George Carlson informs Dr. King that he handled the public relations and publicity for his appearance in Seattle. In addition, Mr. Carlson notifies Dr. King that the Jewish Temple in Portland requests the status his availability for a speaking engagement.
Ralph Abernathy, Treasurer of the SCLC, informs SCLC supporters of Dr. King's newly published book, "Strength To Love." He explains that Dr. King has assigned a large portion of the royalties to further the work of the SCLC and urges supporters to order the book.
This segment of Esquire Magazine features an article discussing the militant activities of Robert F. Williams. Williams had returned home from military service and headed the Monroe, North Carolina branch of the NAACP. Frustrated by the inactivity of local legislation to reform segregation and aggravated by Klu Klux Klan attacks, Williams adopted more violent methodologies. The article also emphasizes his association with Chinese leader Mao Tse-tung and discusses Tse-tung's solidarity with racial goodwill policies.
Father Verghese requests Dr. King provide a written statement regarding what spiritual resources he draws upon, to cope with the constant threat from elements of American Society, and how he uses this as a basis for his position on nonviolence.
Mrs. Mary H. Grooms writes Mrs. Coretta Scott King expressing her support for Dr. King and the upcoming March on Washington.

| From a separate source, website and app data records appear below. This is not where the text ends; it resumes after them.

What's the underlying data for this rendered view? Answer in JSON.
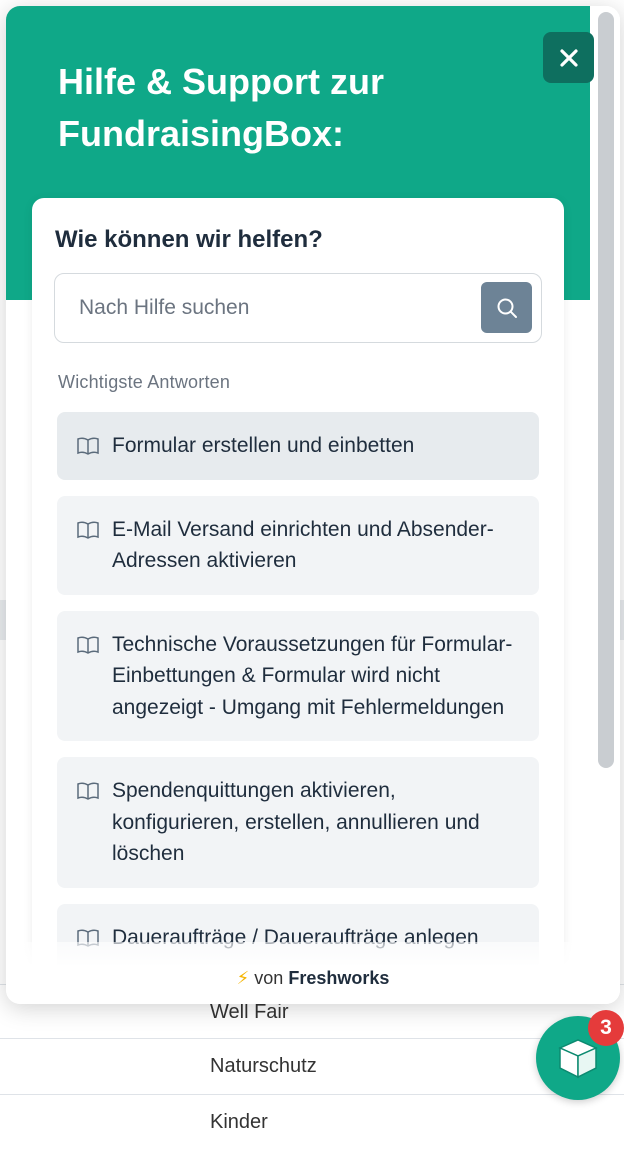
{
  "widget": {
    "title": "Hilfe & Support zur FundraisingBox:",
    "close_icon": "close-icon",
    "card_title": "Wie können wir helfen?",
    "search": {
      "placeholder": "Nach Hilfe suchen",
      "value": "",
      "icon": "search-icon"
    },
    "section_label": "Wichtigste Antworten",
    "articles": [
      {
        "label": "Formular erstellen und einbetten",
        "icon": "book-icon"
      },
      {
        "label": "E-Mail Versand einrichten und Absender-Adressen aktivieren",
        "icon": "book-icon"
      },
      {
        "label": "Technische Voraussetzungen für Formular-Einbettungen & Formular wird nicht angezeigt - Umgang mit Fehlermeldungen",
        "icon": "book-icon"
      },
      {
        "label": "Spendenquittungen aktivieren, konfigurieren, erstellen, annullieren und löschen",
        "icon": "book-icon"
      },
      {
        "label": "Daueraufträge / Daueraufträge anlegen",
        "icon": "book-icon"
      }
    ],
    "powered_prefix": "von",
    "powered_brand": "Freshworks"
  },
  "background": {
    "rows": [
      "Well Fair",
      "Naturschutz",
      "Kinder"
    ]
  },
  "launcher": {
    "badge_count": "3",
    "icon": "box-icon"
  },
  "colors": {
    "brand": "#0fa888",
    "close_bg": "#0e6f5f",
    "search_button": "#6d8396",
    "badge": "#e53b3b"
  }
}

She also requests that Dr. King reach out to leaders in the North who have sought to emulate his methods.
Joseph E. Lowery and Dr. King addressed this telegram to William Anderson asking him to attend a SCLC board meeting regarding the Poor People's Campaign.

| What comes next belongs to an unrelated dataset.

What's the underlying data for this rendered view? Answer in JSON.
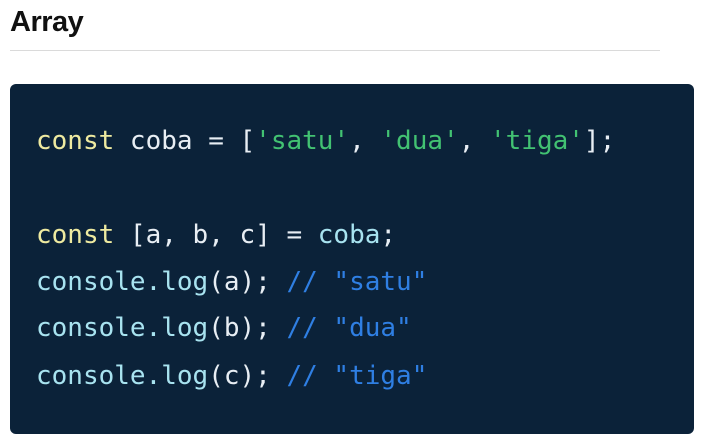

Nina C. Brown writes Dora McDonald on behalf of Pennsylvania State University to thank her for arranging Dr. King's trip to the school.
Ralph Abernathy, Vice President and Financial Secretary of the SCLC, submits the semi-annual financial report for the period of July 1, 1967 to December 31, 1967 to the SCLC Board of Directors. He also commends his financial staff members for their good work.
In this Letter, Lawrence Holt writes to Dr. King urging him to limit his public comments to those regarding civil rights and not the war in Vietnam. Holt states, "You are in a unique position to help the civil rights movement which you are endangering by your public comments on the war."
Rev. J.W. Parnell writes Dr. King to request support for his "one man demonstration march." The demonstration, Parnell outlines, features a bicycle ride from Coney Island, New York to Long Beach, California, conjoined with prayer and a symbolic water ritual.
Dr. King thanks Mr. Makola for reminding him of the "injustices and inequalities" Negroes face both in the United States and South Africa. Dr. King asserts that the issues Negroes face are symptoms of a deeper issue involving foreign policy and that his current focus is on the Vietnam War.
This resolution, adopted by the Richmond Baptist Association Ministers Conference, condemns the brutal assassination of Dr. King.
Representatives of SCLC's Operation Breadbasket address the discriminatory employment practices of the Atlanta Metropolitan Area Civil Defense Council.